Items from a dataset
○ ○ ○

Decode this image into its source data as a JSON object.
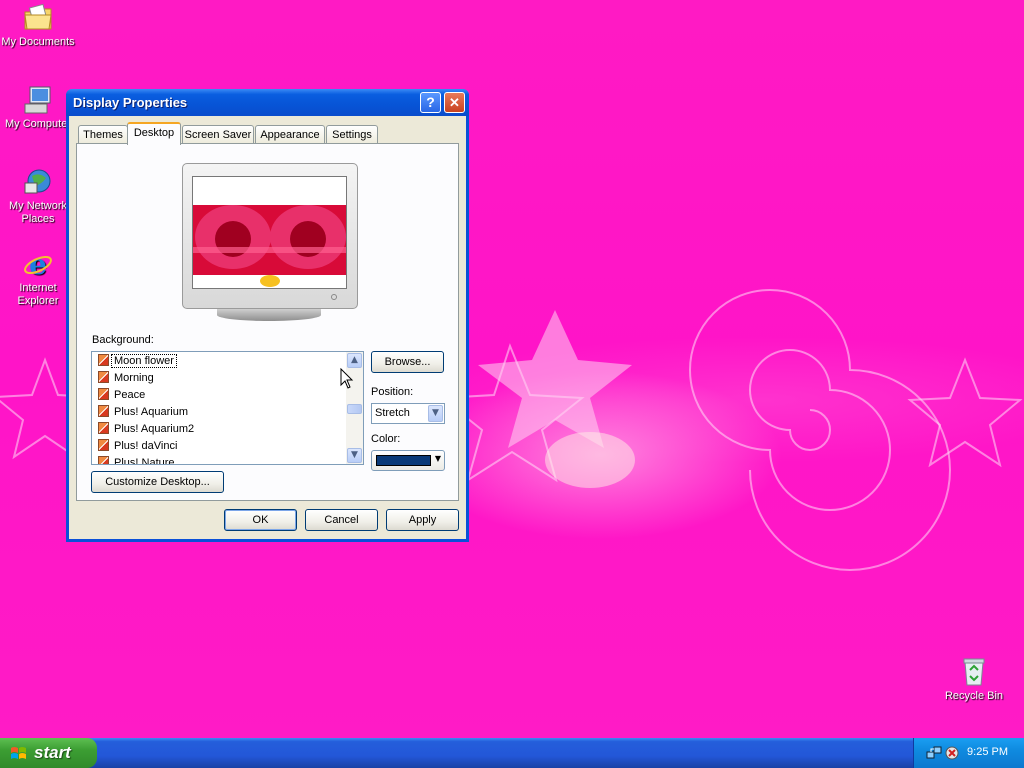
{
  "desktop": {
    "icons": [
      {
        "label": "My Documents",
        "icon": "folder-documents-icon"
      },
      {
        "label": "My Computer",
        "icon": "computer-icon"
      },
      {
        "label": "My Network Places",
        "icon": "network-places-icon"
      },
      {
        "label": "Internet Explorer",
        "icon": "internet-explorer-icon"
      },
      {
        "label": "Recycle Bin",
        "icon": "recycle-bin-icon"
      }
    ]
  },
  "dialog": {
    "title": "Display Properties",
    "help_label": "?",
    "close_label": "✕",
    "tabs": [
      "Themes",
      "Desktop",
      "Screen Saver",
      "Appearance",
      "Settings"
    ],
    "active_tab": "Desktop",
    "background_label": "Background:",
    "background_items": [
      "Moon flower",
      "Morning",
      "Peace",
      "Plus! Aquarium",
      "Plus! Aquarium2",
      "Plus! daVinci",
      "Plus! Nature"
    ],
    "selected_background": "Moon flower",
    "browse_label": "Browse...",
    "position_label": "Position:",
    "position_value": "Stretch",
    "color_label": "Color:",
    "color_value": "#0a3a78",
    "customize_label": "Customize Desktop...",
    "ok_label": "OK",
    "cancel_label": "Cancel",
    "apply_label": "Apply"
  },
  "taskbar": {
    "start_label": "start",
    "clock": "9:25 PM",
    "tray_icons": [
      "network-icon",
      "security-alert-icon"
    ]
  },
  "colors": {
    "desktop_bg": "#ff19c8",
    "titlebar": "#0754d6",
    "taskbar": "#245edb",
    "start_button": "#3c9e33",
    "dialog_bg": "#ece9d8"
  }
}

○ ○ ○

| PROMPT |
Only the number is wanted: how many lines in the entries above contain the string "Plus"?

| TASK RESPONSE |
4